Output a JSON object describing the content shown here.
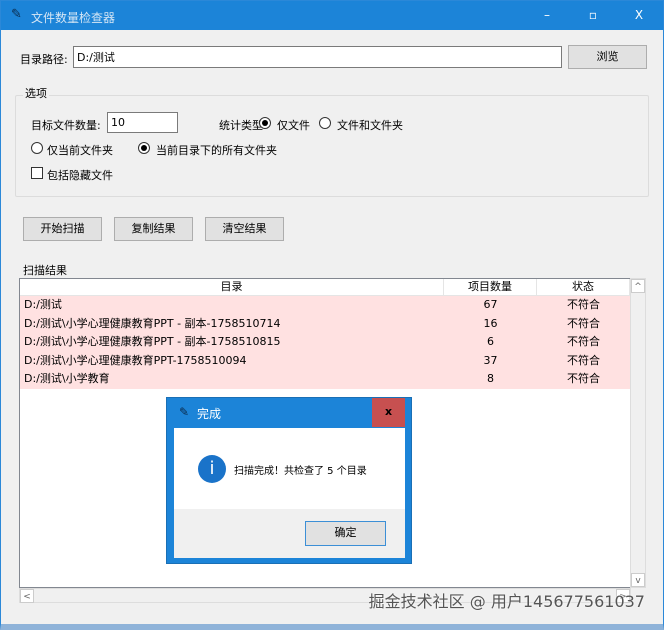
{
  "window": {
    "title": "文件数量检查器",
    "minimize": "–",
    "maximize": "▫",
    "close": "X"
  },
  "path": {
    "label": "目录路径:",
    "value": "D:/测试",
    "browse": "浏览"
  },
  "options": {
    "group_label": "选项",
    "target_label": "目标文件数量:",
    "target_value": "10",
    "type_label": "统计类型:",
    "type_files_only": "仅文件",
    "type_files_and_folders": "文件和文件夹",
    "scope_current": "仅当前文件夹",
    "scope_all": "当前目录下的所有文件夹",
    "include_hidden": "包括隐藏文件"
  },
  "actions": {
    "start": "开始扫描",
    "copy": "复制结果",
    "clear": "清空结果"
  },
  "results": {
    "group_label": "扫描结果",
    "columns": [
      "目录",
      "项目数量",
      "状态"
    ],
    "rows": [
      {
        "dir": "D:/测试",
        "count": "67",
        "status": "不符合"
      },
      {
        "dir": "D:/测试\\小学心理健康教育PPT - 副本-1758510714",
        "count": "16",
        "status": "不符合"
      },
      {
        "dir": "D:/测试\\小学心理健康教育PPT - 副本-1758510815",
        "count": "6",
        "status": "不符合"
      },
      {
        "dir": "D:/测试\\小学心理健康教育PPT-1758510094",
        "count": "37",
        "status": "不符合"
      },
      {
        "dir": "D:/测试\\小学教育",
        "count": "8",
        "status": "不符合"
      }
    ]
  },
  "dialog": {
    "title": "完成",
    "close": "x",
    "message": "扫描完成！共检查了 5 个目录",
    "ok": "确定",
    "icon": "i"
  },
  "watermark": "掘金技术社区 @ 用户145677561037"
}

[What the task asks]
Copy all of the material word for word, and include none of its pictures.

[Your response]
Output a JSON object describing the content shown here.
{
  "window": {
    "title": "文件数量检查器",
    "minimize": "–",
    "maximize": "▫",
    "close": "X"
  },
  "path": {
    "label": "目录路径:",
    "value": "D:/测试",
    "browse": "浏览"
  },
  "options": {
    "group_label": "选项",
    "target_label": "目标文件数量:",
    "target_value": "10",
    "type_label": "统计类型:",
    "type_files_only": "仅文件",
    "type_files_and_folders": "文件和文件夹",
    "scope_current": "仅当前文件夹",
    "scope_all": "当前目录下的所有文件夹",
    "include_hidden": "包括隐藏文件"
  },
  "actions": {
    "start": "开始扫描",
    "copy": "复制结果",
    "clear": "清空结果"
  },
  "results": {
    "group_label": "扫描结果",
    "columns": [
      "目录",
      "项目数量",
      "状态"
    ],
    "rows": [
      {
        "dir": "D:/测试",
        "count": "67",
        "status": "不符合"
      },
      {
        "dir": "D:/测试\\小学心理健康教育PPT - 副本-1758510714",
        "count": "16",
        "status": "不符合"
      },
      {
        "dir": "D:/测试\\小学心理健康教育PPT - 副本-1758510815",
        "count": "6",
        "status": "不符合"
      },
      {
        "dir": "D:/测试\\小学心理健康教育PPT-1758510094",
        "count": "37",
        "status": "不符合"
      },
      {
        "dir": "D:/测试\\小学教育",
        "count": "8",
        "status": "不符合"
      }
    ]
  },
  "dialog": {
    "title": "完成",
    "close": "x",
    "message": "扫描完成！共检查了 5 个目录",
    "ok": "确定",
    "icon": "i"
  },
  "watermark": "掘金技术社区 @ 用户145677561037"
}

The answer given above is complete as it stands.